---- Data supplied

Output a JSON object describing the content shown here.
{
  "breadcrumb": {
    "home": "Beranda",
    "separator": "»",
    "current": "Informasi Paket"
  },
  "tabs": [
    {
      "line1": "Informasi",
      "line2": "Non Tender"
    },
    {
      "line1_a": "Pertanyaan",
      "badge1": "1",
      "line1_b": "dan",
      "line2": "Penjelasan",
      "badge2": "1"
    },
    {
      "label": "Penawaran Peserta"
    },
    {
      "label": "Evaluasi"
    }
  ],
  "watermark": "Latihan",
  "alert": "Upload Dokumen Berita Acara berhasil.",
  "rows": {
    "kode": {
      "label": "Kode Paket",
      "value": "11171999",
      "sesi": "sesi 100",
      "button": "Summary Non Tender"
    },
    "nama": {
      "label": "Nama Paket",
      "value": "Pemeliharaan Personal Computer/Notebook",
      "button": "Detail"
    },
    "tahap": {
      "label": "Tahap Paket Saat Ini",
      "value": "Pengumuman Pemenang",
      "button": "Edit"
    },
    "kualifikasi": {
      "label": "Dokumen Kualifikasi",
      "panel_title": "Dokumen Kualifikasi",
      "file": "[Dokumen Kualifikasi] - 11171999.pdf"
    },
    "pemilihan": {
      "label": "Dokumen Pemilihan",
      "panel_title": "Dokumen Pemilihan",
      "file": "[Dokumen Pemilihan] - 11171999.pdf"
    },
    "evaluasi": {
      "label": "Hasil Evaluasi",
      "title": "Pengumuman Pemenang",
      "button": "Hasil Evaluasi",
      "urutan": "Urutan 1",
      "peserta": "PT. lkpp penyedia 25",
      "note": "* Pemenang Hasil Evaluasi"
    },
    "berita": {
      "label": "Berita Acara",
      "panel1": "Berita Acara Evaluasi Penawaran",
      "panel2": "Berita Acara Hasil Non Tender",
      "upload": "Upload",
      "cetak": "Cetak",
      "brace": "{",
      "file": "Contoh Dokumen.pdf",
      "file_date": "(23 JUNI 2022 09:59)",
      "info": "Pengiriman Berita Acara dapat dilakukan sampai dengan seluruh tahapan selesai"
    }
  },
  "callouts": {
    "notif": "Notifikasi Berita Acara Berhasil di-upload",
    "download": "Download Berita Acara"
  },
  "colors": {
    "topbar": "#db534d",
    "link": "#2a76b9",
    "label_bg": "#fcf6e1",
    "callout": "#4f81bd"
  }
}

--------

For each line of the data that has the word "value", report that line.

      "value": "11171999",
      "value": "Pemeliharaan Personal Computer/Notebook",
      "value": "Pengumuman Pemenang",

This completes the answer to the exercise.